I love this quote — “don’t look at your feet.”  I am so guilty of this, always wondering if I am doing it right.  Is it perfect yet?  No, silly.  You’ve got to stop worrying about that.  Ann Lamott’s quote is kind of like the “Just Do It!” slogan of the writers world.

I am a runner.  I love to be out on a trail somewhere, just chugging along.  I’m not a very fast runner.  I’m usually pretty happy if I can log a 10 minute mile during some portion of my workout.  I don’t concern myself much with speed.  Running is a great way for me to find some peace and clear my mind.  But guess what I do when I run?  I stare at the ground.  I watch my own steps.  Recently, I have started making a concerted effort NOT to do this.  When I catch myself, I straighten up my posture, raise my head, and look at where I’m going.  The view is beautiful!  The leaves on the trees are changing colors.  The trail is carpeted in yellow and brown.  Walnuts, acorns, and a rare Osage Orange litter the trail.  Squirrels rustle above my head.  The river churns by.  Ducks chatter to each other.   The earthen musk of what the river reclaims wafts up from the river bank.

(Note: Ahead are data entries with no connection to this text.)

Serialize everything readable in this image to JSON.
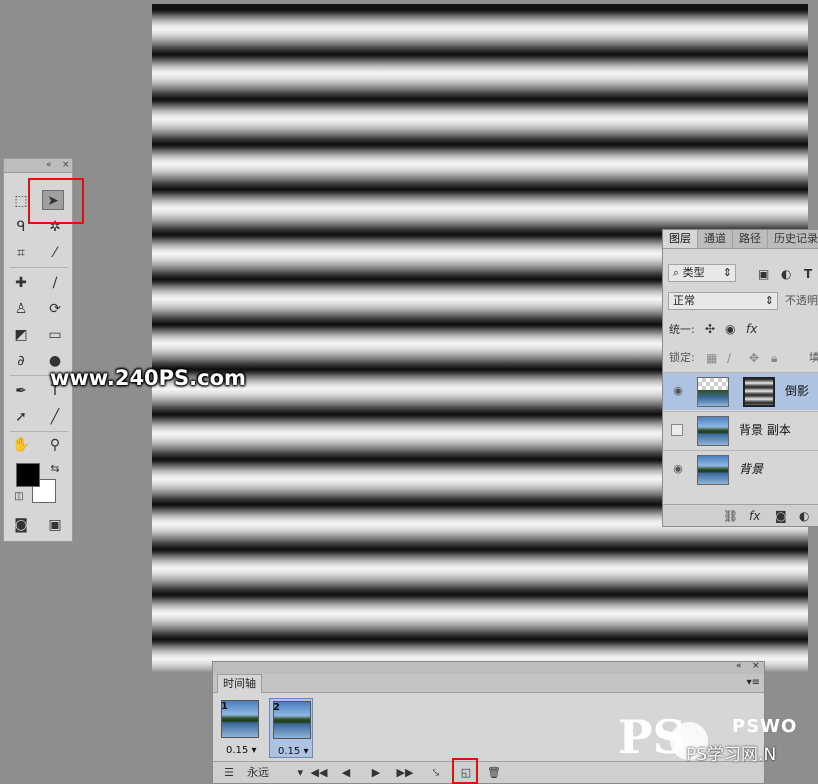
{
  "watermark": {
    "text": "www.240PS.com"
  },
  "layers_panel": {
    "tabs": [
      "图层",
      "通道",
      "路径",
      "历史记录"
    ],
    "filter_label": "类型",
    "blend_mode": "正常",
    "opacity_label": "不透明",
    "unify_label": "统一:",
    "lock_label": "锁定:",
    "fill_label": "填",
    "layers": [
      {
        "name": "倒影",
        "visible": true,
        "selected": true
      },
      {
        "name": "背景 副本",
        "visible": false,
        "selected": false
      },
      {
        "name": "背景",
        "visible": true,
        "selected": false
      }
    ]
  },
  "timeline": {
    "tab_label": "时间轴",
    "frames": [
      {
        "number": "1",
        "delay": "0.15"
      },
      {
        "number": "2",
        "delay": "0.15"
      }
    ],
    "loop_option": "永远"
  },
  "logo": {
    "ps_text": "PS",
    "pswo_text": "PSWO",
    "cn_text": "PS学习网.N"
  },
  "colors": {
    "accent_red": "#e01010",
    "selection_blue": "#aec3e2"
  }
}
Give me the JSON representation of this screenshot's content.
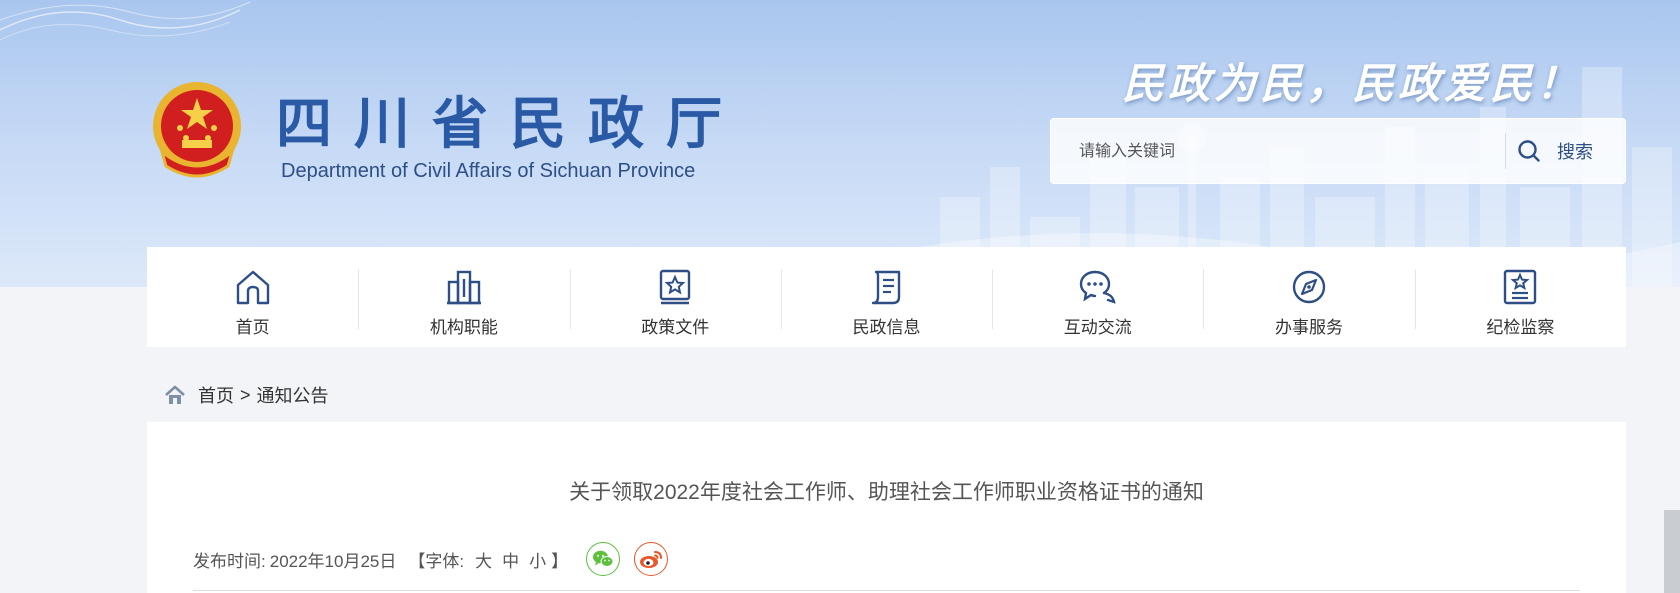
{
  "header": {
    "site_title": "四川省民政厅",
    "site_subtitle": "Department of Civil Affairs of Sichuan Province",
    "slogan": "民政为民，民政爱民！",
    "search": {
      "placeholder": "请输入关键词",
      "button_label": "搜索"
    }
  },
  "nav": {
    "items": [
      {
        "label": "首页",
        "icon": "home-icon"
      },
      {
        "label": "机构职能",
        "icon": "building-icon"
      },
      {
        "label": "政策文件",
        "icon": "document-star-icon"
      },
      {
        "label": "民政信息",
        "icon": "scroll-icon"
      },
      {
        "label": "互动交流",
        "icon": "chat-icon"
      },
      {
        "label": "办事服务",
        "icon": "compass-icon"
      },
      {
        "label": "纪检监察",
        "icon": "badge-star-icon"
      }
    ]
  },
  "breadcrumb": {
    "home": "首页",
    "separator": ">",
    "current": "通知公告"
  },
  "article": {
    "title": "关于领取2022年度社会工作师、助理社会工作师职业资格证书的通知",
    "publish_label": "发布时间:",
    "publish_date": "2022年10月25日",
    "font_prefix": "【字体:",
    "font_large": "大",
    "font_medium": "中",
    "font_small": "小",
    "font_suffix": "】"
  },
  "colors": {
    "brand": "#2a5aa5",
    "nav_icon": "#2d4f86",
    "wechat": "#5cbf3e",
    "weibo": "#e8572a"
  }
}
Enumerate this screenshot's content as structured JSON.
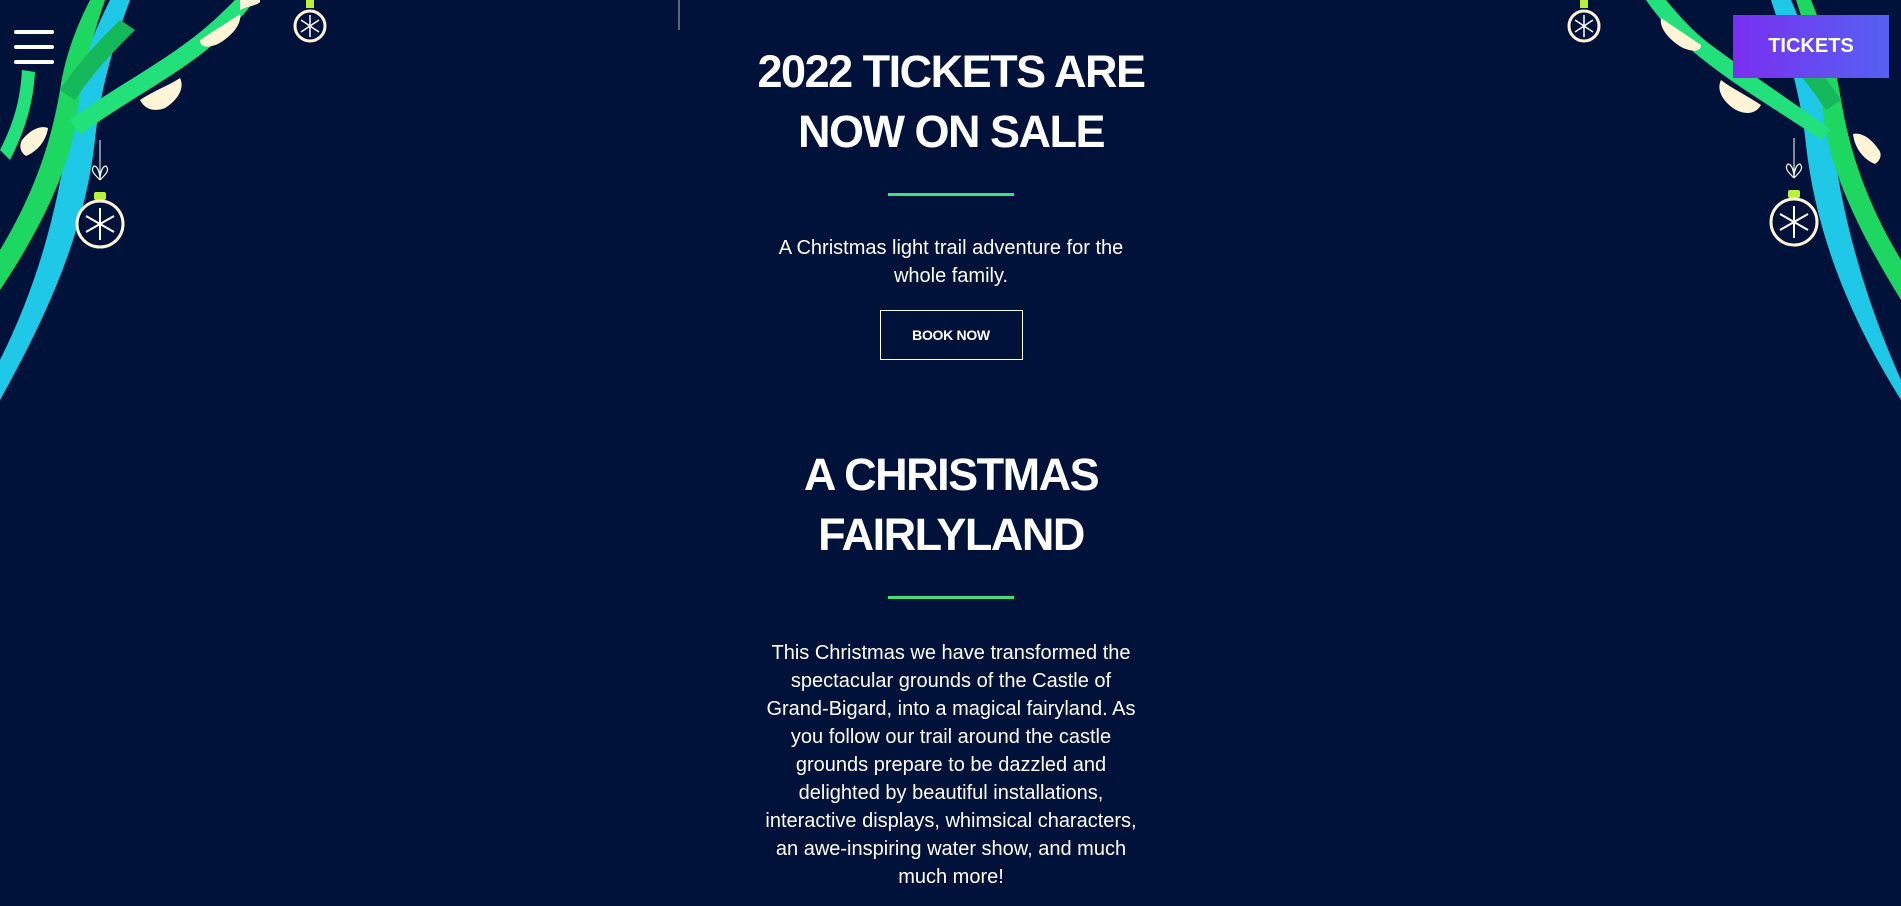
{
  "header": {
    "menu_icon": "hamburger-menu-icon",
    "tickets_label": "TICKETS"
  },
  "hero": {
    "heading_line1": "2022 TICKETS ARE",
    "heading_line2": "NOW ON SALE",
    "description_line1": "A Christmas light trail adventure for the",
    "description_line2": "whole family.",
    "button_label": "BOOK NOW"
  },
  "fairyland": {
    "heading_line1": "A CHRISTMAS",
    "heading_line2": "FAIRLYLAND",
    "paragraph_lines": [
      "This Christmas we have transformed the",
      "spectacular grounds of the Castle of",
      "Grand-Bigard, into a magical fairyland. As",
      "you follow our trail around the castle",
      "grounds prepare to be dazzled and",
      "delighted by beautiful installations,",
      "interactive displays, whimsical characters,",
      "an awe-inspiring water show, and much",
      "much more!"
    ]
  },
  "theme": {
    "background": "#00123a",
    "accent_green": "#3de07d",
    "tickets_gradient_start": "#7a2ff0",
    "tickets_gradient_end": "#5561f2",
    "branch_green": "#1ed760",
    "branch_cyan": "#1ec8e6",
    "snow": "#fff5d6"
  },
  "decorations": {
    "left": [
      "branch-decoration",
      "snowflake-ornament-icon",
      "snowflake-ornament-icon"
    ],
    "right": [
      "branch-decoration",
      "snowflake-ornament-icon",
      "snowflake-ornament-icon"
    ]
  }
}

IRT_trail-editedHow about that?  When I’m not staring at my feet, wondering if I’m doing it right, I can actually appreciate the beauty in what I’m doing.

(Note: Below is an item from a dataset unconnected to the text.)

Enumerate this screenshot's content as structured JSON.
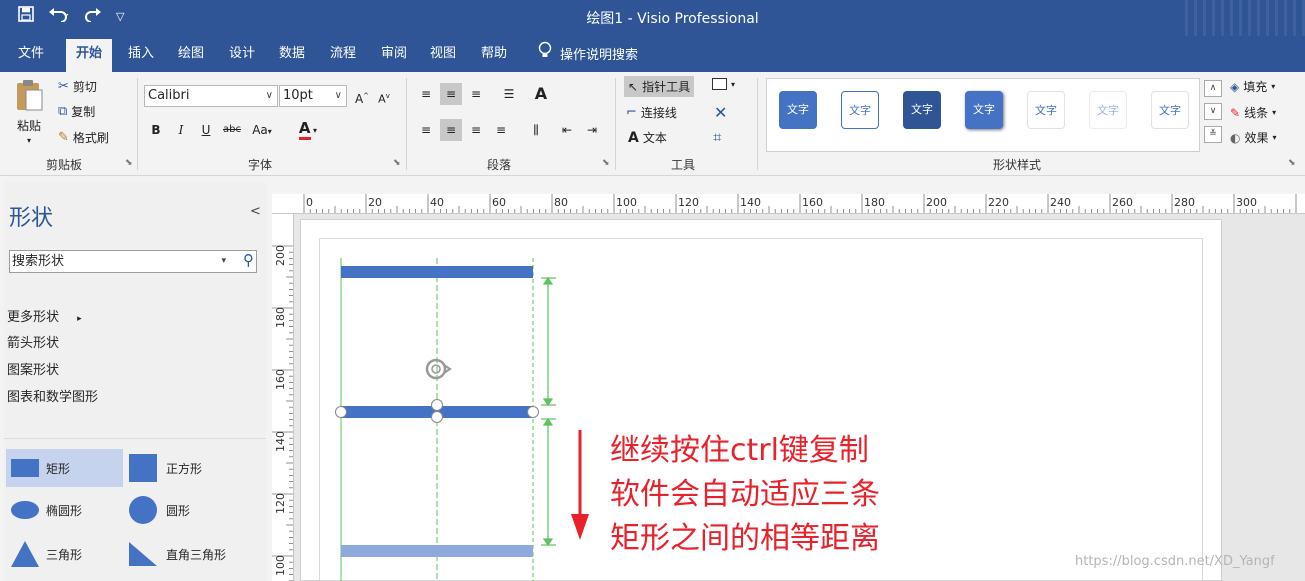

I wonder how much of our lives we spend like this, worrying about every step we take.  We can get so caught up in what we are supposed to do, who we are trying to impress, and what we are trying to accomplish.  We impose perfection on ourselves.  We have turned exhaustion into a status symbol (as my current favorite writer says).  We are in such a rush that we miss the Now.  We hurry past the current moment, racing to get to the finish line.  News flash:  God is not standing there with His stop watch to congratulate you on finishing fast, or perfect, or with the most stuff.

When I look back on the most meaningful and joyful times of my life, I see my family and friends.  I remember special holidays, and trips to new places, and exciting new learning experiences.  Its not about how clean my house is, or what’s in my wallet, or what’s parked in the driveway.

Maybe it’s because of this mid-life spiritual epiphany I’m going through.  I realize that it’s so important to slow down.  Rest.  Play.  Laugh.  Dance.  Breathe.  Invite balance into your life.  Take time to savor the simple joys that we so easily take for granted.  Step back and re-assess once in a while.  Like an artist has to step back from his painting; that’s when you can see and appreciate the beauty in what you are creating.  You might trip over your feet once in a while.  So what?  Dance with abandon.  It’s so much more fun than dancing with perfection.

© Vulnerable Path, 2014